- [Information shown]:
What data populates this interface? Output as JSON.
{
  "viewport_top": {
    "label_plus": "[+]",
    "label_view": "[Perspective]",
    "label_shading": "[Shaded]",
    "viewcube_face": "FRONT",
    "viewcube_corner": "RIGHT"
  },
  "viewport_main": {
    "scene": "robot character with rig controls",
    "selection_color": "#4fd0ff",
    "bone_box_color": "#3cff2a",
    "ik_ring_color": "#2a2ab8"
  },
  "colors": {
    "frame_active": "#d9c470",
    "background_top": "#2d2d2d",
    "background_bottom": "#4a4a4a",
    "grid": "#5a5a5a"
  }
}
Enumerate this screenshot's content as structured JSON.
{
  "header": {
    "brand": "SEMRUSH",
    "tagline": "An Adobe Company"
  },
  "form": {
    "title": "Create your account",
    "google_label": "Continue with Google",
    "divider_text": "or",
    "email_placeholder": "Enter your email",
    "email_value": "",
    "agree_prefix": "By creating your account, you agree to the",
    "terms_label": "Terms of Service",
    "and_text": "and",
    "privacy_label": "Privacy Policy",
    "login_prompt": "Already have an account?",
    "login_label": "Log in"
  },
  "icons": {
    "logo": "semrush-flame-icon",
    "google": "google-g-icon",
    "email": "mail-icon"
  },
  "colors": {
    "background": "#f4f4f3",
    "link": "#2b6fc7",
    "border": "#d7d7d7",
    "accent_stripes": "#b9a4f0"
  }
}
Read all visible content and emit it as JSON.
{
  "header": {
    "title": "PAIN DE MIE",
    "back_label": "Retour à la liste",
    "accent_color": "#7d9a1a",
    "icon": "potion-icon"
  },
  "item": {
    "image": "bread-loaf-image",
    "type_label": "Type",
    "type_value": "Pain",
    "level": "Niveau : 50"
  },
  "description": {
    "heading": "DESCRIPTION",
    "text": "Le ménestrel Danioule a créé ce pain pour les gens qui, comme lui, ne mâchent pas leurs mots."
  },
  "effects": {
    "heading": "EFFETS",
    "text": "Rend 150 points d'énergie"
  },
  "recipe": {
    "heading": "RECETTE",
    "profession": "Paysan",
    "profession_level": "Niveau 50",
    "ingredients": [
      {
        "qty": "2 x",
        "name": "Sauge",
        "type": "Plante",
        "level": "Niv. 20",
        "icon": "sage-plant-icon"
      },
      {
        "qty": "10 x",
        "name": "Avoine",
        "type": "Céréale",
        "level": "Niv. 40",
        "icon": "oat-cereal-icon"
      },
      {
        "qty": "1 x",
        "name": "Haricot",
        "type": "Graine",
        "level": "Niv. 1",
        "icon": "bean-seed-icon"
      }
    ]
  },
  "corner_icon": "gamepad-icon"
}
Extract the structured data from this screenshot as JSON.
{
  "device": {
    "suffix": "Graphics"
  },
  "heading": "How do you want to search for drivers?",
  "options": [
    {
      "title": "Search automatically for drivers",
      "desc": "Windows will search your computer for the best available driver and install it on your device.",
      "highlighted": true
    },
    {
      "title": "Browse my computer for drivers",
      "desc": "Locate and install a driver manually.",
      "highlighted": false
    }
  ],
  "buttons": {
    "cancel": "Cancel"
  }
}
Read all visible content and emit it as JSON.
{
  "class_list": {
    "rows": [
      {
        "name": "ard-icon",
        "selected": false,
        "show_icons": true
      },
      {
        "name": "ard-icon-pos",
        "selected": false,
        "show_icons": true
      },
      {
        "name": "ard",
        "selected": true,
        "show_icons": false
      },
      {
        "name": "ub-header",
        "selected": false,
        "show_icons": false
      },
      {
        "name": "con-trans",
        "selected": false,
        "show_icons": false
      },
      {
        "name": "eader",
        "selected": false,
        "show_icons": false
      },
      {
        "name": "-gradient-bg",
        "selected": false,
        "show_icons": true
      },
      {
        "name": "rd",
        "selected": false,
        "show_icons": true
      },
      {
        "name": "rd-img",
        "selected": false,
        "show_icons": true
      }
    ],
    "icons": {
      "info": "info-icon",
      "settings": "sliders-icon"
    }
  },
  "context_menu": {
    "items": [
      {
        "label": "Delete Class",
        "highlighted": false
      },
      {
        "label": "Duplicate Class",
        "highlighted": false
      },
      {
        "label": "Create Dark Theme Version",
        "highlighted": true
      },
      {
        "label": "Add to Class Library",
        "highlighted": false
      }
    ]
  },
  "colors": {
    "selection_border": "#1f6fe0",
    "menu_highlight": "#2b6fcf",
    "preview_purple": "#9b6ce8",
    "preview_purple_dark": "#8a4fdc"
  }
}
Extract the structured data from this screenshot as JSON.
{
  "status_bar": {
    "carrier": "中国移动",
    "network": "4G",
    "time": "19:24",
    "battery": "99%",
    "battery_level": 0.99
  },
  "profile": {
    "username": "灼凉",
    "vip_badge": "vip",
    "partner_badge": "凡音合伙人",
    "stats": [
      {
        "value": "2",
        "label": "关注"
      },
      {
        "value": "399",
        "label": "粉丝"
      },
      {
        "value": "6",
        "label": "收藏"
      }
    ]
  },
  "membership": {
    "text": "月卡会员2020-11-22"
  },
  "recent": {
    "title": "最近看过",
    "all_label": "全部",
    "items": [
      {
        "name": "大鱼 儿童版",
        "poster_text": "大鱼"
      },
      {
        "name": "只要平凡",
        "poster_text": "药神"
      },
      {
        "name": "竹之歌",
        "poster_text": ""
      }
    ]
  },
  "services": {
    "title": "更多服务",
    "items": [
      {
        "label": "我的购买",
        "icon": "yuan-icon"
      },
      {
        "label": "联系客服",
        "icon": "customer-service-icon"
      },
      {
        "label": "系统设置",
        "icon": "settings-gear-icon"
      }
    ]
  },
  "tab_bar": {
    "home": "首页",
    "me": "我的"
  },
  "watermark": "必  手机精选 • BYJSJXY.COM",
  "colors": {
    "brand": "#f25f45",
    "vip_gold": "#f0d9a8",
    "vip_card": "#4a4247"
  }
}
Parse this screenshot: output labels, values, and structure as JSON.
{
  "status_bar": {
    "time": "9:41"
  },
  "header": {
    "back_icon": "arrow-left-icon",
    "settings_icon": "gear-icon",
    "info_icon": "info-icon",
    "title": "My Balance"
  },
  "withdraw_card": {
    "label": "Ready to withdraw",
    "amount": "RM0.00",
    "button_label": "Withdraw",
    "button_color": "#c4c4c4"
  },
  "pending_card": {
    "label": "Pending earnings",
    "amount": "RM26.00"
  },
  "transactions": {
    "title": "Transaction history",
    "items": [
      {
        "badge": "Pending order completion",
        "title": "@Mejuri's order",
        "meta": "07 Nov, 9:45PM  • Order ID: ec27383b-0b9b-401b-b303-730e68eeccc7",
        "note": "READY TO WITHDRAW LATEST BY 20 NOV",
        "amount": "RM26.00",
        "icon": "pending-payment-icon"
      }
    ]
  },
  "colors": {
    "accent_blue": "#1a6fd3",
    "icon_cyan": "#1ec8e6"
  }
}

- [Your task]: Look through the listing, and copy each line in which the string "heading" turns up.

- [Answer to this problem]:
    "heading": "DESCRIPTION",
    "heading": "EFFETS",
    "heading": "RECETTE",
  "heading": "How do you want to search for drivers?",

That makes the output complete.